Here we describe how to modify your Iris with additional sensors so it can be used for a stabilized indoor flight.
This page will describe the basic components needed to build a hardware platform for SMACCMPilot. There are two main components in SMACCMPilot: the mission computer and the flight controller. The mission computer manages networking with the ground control station (GCS) and hosting high-level applications (e.g., a webcam running on Linux). The flight controller executes the core flight functionality.
You will need these parts:
- Lidar Lite v3 - available here
- PX4FLOW camera - available here
- and a handful of connectors (I recommend shopping on ebay as you can buy them dirt cheap)
Lidar (essentially a laser range finder) provides precise altitude measurements, while PX4FLOW uses a small camera and a dedicated STM32F4 chip to provide optical flow measurements. Lidar is used primarily for keeping altitude, while PX4FLOW is used for position hold (Iris stays in one spot). PX4Flow has also a sonar which provides its own altitude measurements.
To mount these parts on the frame you will need:
- A drill with a set of common drill bits (2-4 mm diameter)
- A soldering station with a nice third-hand and some heatshrink
- M3x10 button socket head cap screws (same ones are already used on Iris) - available for example from here
- M3x0.5 hex nuts, available here
- electrifcal or Kepton tape
- Remove the top cover of Iris. You will need to unplug the RC radio, the magnetometer and maybe a couple of other things
- Remove the bottom cover. You will need to unplug the i2c LED and unscrew the USB port
- Put the bottom cover flat. Optionally remove the battery bay door. Place the PX4Flow and the lidar as shown in the picture below. Lidar connector faces towards the battery bay door. PX4Flow has the camera closer to the bay door, and sonar closer to the camera mount.
- We want to place both sensors on the flatter part of the belly, just before it starts tapering down towards the camera holder, see the image below:
- The lidar and the PX4Flow camera share two mounting holes. We will drill 6 holes total, following the layout of the sensors, as shown below:

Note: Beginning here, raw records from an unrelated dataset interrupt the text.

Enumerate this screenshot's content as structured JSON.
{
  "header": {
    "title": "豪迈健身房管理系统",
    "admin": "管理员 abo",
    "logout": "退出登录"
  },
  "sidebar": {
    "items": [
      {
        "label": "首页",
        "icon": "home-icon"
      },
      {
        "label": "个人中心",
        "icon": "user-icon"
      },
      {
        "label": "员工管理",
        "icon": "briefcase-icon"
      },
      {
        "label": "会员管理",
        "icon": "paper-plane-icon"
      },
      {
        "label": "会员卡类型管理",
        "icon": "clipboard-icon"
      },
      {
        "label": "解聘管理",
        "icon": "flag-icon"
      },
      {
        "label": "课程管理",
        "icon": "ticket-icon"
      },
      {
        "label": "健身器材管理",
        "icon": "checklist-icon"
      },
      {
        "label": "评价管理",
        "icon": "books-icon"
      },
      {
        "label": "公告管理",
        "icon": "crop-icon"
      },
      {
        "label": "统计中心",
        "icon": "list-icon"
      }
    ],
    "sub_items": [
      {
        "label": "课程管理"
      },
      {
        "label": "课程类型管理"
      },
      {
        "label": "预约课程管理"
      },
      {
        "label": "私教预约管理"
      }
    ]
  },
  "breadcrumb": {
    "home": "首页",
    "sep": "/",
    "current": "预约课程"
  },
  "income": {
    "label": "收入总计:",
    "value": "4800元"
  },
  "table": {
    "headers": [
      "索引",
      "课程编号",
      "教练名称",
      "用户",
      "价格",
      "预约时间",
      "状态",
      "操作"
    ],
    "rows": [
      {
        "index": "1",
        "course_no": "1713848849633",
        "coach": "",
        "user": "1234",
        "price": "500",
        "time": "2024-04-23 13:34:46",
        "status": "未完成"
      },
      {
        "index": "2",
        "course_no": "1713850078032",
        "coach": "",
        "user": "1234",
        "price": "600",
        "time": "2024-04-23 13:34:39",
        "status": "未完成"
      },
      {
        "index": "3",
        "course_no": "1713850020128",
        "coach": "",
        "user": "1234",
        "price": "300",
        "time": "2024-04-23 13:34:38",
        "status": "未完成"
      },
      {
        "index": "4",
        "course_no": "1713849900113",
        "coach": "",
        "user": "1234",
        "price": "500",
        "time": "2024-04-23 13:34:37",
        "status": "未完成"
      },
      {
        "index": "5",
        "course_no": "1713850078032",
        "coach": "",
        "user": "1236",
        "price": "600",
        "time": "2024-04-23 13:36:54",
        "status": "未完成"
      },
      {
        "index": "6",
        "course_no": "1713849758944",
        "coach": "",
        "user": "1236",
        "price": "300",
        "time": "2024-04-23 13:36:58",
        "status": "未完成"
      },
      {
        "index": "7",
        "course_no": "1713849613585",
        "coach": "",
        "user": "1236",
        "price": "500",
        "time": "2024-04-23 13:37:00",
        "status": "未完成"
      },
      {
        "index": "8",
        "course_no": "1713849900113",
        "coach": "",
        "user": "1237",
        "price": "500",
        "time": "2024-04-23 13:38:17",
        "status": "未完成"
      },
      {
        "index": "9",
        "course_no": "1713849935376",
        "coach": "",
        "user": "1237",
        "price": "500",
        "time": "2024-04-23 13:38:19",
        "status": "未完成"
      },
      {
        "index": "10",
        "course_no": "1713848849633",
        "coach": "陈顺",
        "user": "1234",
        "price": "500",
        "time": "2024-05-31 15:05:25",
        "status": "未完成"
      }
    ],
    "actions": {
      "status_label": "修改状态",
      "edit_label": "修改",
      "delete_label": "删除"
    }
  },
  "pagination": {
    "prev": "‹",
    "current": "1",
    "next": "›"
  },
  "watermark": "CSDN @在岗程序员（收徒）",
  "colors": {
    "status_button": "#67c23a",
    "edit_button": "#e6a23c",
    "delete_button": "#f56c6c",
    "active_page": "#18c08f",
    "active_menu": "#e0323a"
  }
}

- We recommend using a small marking bit to mark the location of the holes (you can use tape to hold the sensors in place), and then drilling final holes for M3 screws with a larger drill bit. Here is an ilustration of the process - smaller guide hole is on the bottom, larger final one is on the top:
Drill small hole first, then use a bigger bit

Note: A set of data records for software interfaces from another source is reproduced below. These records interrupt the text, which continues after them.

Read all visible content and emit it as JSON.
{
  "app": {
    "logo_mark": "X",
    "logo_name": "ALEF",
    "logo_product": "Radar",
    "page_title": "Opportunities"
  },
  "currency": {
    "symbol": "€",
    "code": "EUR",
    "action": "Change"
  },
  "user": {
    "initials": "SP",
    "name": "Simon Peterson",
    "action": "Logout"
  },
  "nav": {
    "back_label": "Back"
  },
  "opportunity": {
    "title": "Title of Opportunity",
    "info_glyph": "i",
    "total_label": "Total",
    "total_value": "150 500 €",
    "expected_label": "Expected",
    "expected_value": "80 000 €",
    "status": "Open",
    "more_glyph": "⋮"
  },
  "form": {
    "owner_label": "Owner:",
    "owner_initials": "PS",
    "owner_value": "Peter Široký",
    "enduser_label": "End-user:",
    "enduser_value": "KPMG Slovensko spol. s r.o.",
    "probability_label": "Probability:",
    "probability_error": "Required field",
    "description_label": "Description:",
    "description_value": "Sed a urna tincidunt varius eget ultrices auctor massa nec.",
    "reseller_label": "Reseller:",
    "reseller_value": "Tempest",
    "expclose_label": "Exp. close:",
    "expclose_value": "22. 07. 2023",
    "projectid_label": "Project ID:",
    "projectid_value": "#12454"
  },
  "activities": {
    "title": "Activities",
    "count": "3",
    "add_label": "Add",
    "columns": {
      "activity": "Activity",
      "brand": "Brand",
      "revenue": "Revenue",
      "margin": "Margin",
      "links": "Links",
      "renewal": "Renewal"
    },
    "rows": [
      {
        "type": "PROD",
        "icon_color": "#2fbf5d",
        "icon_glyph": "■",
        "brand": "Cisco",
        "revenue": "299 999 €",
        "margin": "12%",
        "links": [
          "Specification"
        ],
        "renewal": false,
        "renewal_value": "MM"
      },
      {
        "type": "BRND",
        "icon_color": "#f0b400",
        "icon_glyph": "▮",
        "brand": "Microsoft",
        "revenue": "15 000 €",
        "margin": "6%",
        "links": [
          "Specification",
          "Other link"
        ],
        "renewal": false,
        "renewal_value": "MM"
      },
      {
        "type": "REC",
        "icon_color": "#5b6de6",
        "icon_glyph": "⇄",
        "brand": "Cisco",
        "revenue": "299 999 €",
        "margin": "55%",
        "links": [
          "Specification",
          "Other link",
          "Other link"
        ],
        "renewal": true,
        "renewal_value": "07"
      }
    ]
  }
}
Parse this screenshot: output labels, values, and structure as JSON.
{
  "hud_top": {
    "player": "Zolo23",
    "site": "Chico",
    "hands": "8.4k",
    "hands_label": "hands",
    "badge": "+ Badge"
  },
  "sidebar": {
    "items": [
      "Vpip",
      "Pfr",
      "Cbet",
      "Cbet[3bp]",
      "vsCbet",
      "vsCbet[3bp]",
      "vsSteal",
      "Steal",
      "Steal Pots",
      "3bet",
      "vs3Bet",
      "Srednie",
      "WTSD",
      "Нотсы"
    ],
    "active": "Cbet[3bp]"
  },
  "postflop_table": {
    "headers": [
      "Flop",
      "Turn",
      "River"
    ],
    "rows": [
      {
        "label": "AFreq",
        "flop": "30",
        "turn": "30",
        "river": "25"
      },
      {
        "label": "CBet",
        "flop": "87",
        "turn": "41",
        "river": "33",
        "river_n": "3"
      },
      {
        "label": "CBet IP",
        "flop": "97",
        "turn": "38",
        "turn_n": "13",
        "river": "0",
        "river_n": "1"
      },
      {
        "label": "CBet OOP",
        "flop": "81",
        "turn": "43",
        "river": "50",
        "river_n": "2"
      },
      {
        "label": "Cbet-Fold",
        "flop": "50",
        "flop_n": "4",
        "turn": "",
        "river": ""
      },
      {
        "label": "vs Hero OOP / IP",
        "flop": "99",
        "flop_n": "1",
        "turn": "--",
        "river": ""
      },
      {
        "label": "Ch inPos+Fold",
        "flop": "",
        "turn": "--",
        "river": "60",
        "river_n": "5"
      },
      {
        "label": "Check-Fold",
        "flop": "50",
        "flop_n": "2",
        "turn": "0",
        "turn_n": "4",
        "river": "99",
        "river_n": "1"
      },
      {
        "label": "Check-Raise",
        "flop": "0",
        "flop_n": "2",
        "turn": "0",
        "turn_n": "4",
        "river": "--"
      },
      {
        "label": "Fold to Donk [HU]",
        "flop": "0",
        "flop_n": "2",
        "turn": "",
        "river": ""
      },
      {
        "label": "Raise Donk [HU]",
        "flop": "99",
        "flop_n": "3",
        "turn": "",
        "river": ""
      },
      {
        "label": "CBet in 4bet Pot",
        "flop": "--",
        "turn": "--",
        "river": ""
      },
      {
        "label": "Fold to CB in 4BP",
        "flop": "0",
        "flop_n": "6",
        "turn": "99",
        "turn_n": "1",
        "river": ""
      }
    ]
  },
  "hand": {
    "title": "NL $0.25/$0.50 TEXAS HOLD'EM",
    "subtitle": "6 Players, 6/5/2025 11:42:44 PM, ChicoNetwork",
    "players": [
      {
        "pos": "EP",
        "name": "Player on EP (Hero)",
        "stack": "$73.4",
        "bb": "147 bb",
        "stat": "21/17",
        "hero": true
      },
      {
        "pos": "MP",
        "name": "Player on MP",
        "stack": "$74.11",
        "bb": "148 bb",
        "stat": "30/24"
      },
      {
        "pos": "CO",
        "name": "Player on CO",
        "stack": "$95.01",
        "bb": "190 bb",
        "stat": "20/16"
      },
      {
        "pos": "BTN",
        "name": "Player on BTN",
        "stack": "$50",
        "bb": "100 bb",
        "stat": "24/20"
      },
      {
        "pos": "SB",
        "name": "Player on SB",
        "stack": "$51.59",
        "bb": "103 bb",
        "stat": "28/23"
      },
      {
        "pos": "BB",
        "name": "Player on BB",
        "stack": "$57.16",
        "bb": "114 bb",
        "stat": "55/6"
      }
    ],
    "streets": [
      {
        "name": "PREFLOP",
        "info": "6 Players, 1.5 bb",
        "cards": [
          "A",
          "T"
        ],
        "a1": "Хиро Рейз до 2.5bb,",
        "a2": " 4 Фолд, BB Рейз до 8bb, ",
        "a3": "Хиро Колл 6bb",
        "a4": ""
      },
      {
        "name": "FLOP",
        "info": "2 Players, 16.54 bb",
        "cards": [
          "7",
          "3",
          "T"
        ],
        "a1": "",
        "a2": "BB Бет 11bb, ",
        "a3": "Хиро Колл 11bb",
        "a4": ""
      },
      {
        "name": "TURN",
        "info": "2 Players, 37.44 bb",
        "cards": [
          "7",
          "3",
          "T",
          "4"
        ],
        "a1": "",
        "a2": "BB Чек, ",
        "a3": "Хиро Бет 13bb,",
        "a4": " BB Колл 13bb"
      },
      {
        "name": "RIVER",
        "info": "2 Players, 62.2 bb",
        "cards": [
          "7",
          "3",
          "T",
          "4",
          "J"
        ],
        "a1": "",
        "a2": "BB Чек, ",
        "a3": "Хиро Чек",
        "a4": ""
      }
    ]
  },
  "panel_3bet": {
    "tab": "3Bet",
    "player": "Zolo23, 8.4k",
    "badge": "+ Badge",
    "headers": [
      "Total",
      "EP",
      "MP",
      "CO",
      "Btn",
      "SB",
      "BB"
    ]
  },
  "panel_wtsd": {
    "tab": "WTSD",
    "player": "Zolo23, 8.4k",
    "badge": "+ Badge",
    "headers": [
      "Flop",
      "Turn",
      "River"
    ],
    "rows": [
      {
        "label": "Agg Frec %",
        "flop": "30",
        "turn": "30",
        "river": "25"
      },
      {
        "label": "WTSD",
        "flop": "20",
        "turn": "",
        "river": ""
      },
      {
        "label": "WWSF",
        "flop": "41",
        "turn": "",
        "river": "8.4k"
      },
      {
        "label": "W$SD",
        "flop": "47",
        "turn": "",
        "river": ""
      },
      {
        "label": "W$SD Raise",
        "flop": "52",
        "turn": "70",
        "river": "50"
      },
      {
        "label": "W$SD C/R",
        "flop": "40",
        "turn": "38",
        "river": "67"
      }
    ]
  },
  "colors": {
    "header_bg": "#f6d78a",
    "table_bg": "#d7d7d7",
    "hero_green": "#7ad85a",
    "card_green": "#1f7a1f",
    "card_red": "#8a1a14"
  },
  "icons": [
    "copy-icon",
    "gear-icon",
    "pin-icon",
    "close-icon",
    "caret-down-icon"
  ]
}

- Now mount the sensors, the screw head will be inside the frame, the nylon nuts are on the sensors side. You will need to use multiple nuts to give the sensors enough space (so they don’t touch the plastic directly).
Sensors mounted - view from inside of the frame
- Use a thin slice of tape to cover the screw heads in the inside. There is enough clearance from the capacitors on the ESC board, but we don’t want to take any chances here. This is how it should look like:
Covered screw heads, just in case
- Now we need to add the i2c cable to connect to the PX4Flow - we have to cut a little notch in the top cover so we don’t pinch the cables, see below:
Cut a small notch for the cables
Detail of the same
- Now it is a good time to solder the lidar cable. Get the lidar cable and a 4 pin i2c cable. Cut the i2c cable in half, since we will need to solder it to the lidar cable. We need to connect:
- Lidar red -> PX4 red (VCC)
- Lidar black -> PX4 pin#4, furthest away from the red (GND)
- Lidar Green -> PX4 pin#2 next to the red (SCL)
- Lidar Blue -> PX4 pin#3 (the last one free) (SDA)
Third hand comes handy here. Use some shrinktube to protect the solder joints. Once you have the cable ready, connect it to the lidar on one side and to the i2c splitter on the oher. Below are the pinouts:
Lidar lite wiring harness
Pixhawk I2C connector (for reference only!)
- Finally, don’t forget to twist all cables you have to get rid of unwanted noise.
Twisted i2c cable
And that is it!